Task objective:
In the listing below, locate the lines that hold "files" and copy them.
==== Supplied material
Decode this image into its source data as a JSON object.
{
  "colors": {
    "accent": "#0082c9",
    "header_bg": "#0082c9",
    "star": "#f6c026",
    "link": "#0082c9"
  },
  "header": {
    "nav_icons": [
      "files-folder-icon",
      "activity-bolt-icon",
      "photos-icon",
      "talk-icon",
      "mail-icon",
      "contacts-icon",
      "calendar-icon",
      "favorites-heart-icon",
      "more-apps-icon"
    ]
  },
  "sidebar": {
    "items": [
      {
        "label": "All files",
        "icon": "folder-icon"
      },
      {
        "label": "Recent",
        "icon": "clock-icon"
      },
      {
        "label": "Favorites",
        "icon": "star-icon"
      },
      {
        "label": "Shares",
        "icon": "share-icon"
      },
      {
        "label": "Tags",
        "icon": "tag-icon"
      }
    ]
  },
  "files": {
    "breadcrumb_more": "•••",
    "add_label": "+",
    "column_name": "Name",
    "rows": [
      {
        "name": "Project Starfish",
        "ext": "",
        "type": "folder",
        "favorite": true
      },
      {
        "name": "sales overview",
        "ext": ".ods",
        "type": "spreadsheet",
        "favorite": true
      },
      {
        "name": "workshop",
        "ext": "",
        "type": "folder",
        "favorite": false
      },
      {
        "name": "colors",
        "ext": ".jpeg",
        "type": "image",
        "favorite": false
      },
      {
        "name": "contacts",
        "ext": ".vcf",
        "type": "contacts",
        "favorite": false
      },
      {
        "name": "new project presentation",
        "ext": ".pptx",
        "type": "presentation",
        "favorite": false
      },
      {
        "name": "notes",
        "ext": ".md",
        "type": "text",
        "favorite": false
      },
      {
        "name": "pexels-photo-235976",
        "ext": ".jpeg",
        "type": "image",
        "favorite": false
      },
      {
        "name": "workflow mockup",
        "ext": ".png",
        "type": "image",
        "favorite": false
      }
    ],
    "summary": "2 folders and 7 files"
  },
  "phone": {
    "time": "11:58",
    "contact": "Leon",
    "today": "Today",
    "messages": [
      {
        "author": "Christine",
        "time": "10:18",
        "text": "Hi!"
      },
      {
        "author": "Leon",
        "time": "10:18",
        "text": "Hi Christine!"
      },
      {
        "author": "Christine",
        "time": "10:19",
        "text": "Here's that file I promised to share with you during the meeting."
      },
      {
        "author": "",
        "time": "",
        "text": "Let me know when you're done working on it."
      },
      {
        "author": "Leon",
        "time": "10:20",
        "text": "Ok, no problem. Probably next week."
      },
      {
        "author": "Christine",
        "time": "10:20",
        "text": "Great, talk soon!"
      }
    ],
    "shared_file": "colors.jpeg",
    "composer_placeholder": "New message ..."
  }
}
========
Exercise result:
      "files-folder-icon",
        "label": "All files",
  "files": {
    "summary": "2 folders and 7 files"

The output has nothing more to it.